As I opened my browser window the home page had his picture and the announcement of his death. And I involuntarily exhaled on a heartfelt groan.

Most people will recall him as the long time moderate Senator who represented the Commonwealth of Pennsylvania for over thirty years. Some will remember him as the man who was legal counsel for the Warren Commission.

He rose to prominence in the 1960s as an assistant counsel to the Warren Commission, developing the single-bullet theory in President John F. Kennedy’s assassination.

Some will remember working with him. Some will remember working against him. All will recall him as a consummate professional.

I was privileged to have met with him a few times … and each time was memorable for its own reasons. And always I was struck by his sincerity …

I recall the first time I met Senator Specter.

It was back during the time of the impeachment efforts toward President Clinton. Senator Specter was in town along with our local Representative to present a rather large check for funding on the project I was programming for the local Center for Advanced Technology.

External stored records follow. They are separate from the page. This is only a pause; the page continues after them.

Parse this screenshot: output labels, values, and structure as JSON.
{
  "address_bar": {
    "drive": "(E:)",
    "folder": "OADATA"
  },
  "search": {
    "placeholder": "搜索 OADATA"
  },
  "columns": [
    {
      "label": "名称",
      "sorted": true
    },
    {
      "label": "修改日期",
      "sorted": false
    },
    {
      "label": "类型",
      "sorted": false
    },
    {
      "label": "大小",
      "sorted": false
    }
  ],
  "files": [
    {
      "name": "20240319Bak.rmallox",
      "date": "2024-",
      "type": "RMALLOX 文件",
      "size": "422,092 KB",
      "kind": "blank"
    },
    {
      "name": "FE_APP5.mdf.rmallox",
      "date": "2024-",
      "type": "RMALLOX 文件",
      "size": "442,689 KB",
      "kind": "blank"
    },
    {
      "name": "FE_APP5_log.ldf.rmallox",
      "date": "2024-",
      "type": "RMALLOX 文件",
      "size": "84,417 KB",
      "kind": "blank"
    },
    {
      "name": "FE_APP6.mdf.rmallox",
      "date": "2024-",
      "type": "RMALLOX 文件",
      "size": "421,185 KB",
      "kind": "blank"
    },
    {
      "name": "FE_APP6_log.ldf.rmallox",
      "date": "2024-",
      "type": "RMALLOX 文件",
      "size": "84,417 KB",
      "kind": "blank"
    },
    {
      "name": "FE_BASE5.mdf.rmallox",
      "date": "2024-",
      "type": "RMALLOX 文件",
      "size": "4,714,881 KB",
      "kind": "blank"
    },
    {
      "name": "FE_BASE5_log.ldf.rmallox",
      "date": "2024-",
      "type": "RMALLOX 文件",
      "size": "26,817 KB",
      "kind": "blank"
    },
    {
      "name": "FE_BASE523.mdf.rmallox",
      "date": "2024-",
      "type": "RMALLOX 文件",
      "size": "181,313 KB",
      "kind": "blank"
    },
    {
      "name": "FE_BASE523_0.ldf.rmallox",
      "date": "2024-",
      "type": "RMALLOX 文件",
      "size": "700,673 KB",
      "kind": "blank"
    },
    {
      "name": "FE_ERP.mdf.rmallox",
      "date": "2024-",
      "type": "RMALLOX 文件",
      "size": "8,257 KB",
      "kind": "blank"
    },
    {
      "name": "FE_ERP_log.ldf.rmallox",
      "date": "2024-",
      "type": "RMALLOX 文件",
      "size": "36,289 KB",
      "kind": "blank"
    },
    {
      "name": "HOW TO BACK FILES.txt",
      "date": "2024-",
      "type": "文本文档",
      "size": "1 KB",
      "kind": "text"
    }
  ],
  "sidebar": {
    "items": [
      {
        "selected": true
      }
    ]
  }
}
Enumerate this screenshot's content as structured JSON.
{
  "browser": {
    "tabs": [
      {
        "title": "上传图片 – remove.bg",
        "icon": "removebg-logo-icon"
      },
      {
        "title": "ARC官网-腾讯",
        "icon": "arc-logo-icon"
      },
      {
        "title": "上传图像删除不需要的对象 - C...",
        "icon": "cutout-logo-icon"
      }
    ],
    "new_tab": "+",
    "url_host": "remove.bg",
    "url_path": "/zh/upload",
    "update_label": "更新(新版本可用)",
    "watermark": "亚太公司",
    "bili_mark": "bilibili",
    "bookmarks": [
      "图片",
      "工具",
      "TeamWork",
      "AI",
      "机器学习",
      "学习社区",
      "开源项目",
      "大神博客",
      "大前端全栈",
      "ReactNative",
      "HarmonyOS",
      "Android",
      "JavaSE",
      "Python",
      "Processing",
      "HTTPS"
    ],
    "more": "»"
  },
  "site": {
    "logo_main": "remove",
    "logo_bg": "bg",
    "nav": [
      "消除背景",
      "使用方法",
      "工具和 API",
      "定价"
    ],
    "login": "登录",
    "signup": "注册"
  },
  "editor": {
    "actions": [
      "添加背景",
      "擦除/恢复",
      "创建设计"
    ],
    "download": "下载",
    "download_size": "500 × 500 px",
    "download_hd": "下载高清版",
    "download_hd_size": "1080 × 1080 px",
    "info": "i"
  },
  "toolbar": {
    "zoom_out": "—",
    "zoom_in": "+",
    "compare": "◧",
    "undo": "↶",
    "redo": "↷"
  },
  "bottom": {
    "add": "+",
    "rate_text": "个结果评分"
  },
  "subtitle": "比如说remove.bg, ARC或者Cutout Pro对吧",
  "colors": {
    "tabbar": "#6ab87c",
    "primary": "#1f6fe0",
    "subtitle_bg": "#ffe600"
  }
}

As one of the first uses of the Internet in the Classroom, our curriculum allowing middle school students to pretend they were futuristic space travelers gained a lot of attention and awards.

Since I had the opportunity to speak privately with Senator Specter, I said to him “I would encourage you to vote against the impeachment of the President. As close as I can tell unless my name is Hillary, what he does in his private life is none of my business. We just don’t care. What we do care about is that he is doing a good job as President.”

Somehow I suspect I was not the only person with this suggestion.

In the Senate, … he was long regarded as its sharpest legal mind.

For those of you who recall the vote, Senator Specter was a brave voice among many. Citing Scottish law, Mr. Specter voted “not proven,” then added “therefore not guilty.”

At that point he earned my total respect, and constant vote … although I cannot recall any time that I did not vote for him.

His strength of character and compassion for those in need made him someone who was deserving of the popular support he enjoyed, and we were fortunate to have him representing us.

Our last conversation was quoted in the Altoona Mirror, where I was referred to as “Baby Boomer Holly Holdren” … which I am.

The discussion revolved around the upcoming bills regarding health care … which would come to be known as Obamacare. For those of us who have no insurance, this is an issue which voters rely upon.

Senator Specter said “Holly, I think we’re going to cover you.” … and I had no doubt that he would do everything in his power to try to make that happen.

As a moderate and as a professional, he was someone who did not play political games with important issues as is done all too often in the Congress now. Bipartisan efforts were part of what made him as successful as he was.

Politics needs more people like him … not fewer. I was honored to have met him.

He will be missed.